Material to process:

· · ·

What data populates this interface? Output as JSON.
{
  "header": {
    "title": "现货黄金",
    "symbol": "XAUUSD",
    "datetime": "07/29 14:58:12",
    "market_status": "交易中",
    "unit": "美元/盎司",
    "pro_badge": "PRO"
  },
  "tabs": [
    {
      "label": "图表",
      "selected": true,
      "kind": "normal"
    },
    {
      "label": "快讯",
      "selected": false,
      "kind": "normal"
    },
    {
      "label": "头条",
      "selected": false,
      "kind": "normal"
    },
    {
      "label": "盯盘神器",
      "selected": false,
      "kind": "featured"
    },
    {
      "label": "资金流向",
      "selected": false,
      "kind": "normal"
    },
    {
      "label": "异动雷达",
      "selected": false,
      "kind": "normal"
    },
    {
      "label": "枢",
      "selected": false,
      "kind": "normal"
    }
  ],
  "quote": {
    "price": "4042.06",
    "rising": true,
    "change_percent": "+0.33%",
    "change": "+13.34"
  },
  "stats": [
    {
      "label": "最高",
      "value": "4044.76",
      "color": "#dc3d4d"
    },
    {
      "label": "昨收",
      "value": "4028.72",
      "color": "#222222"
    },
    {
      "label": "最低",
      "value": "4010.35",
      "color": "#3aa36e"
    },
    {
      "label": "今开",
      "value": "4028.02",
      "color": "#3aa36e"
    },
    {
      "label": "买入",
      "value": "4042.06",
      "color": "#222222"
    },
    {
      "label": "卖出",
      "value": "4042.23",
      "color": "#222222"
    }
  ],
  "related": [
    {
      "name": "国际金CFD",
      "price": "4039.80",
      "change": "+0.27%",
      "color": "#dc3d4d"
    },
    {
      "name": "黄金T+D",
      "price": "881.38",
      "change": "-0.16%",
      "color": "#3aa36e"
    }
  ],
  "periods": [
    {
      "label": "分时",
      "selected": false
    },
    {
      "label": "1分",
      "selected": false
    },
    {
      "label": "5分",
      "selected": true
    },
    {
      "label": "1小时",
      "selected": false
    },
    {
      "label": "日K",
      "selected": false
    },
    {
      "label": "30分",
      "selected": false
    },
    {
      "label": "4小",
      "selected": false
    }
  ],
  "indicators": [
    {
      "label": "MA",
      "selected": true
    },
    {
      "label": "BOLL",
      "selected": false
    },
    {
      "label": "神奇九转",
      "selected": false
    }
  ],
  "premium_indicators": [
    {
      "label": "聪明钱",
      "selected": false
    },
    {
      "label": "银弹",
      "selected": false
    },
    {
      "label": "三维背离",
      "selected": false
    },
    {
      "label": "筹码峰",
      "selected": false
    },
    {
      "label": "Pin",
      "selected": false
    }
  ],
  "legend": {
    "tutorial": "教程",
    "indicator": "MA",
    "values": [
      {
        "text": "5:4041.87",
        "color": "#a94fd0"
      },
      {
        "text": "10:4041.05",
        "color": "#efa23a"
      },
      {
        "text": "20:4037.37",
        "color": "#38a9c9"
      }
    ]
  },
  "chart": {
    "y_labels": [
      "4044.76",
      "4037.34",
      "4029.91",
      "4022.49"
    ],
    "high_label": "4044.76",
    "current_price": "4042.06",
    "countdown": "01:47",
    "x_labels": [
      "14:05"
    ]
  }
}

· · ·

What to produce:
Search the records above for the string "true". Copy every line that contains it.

Reply:
      "selected": true,
    "rising": true,
      "selected": true
      "selected": true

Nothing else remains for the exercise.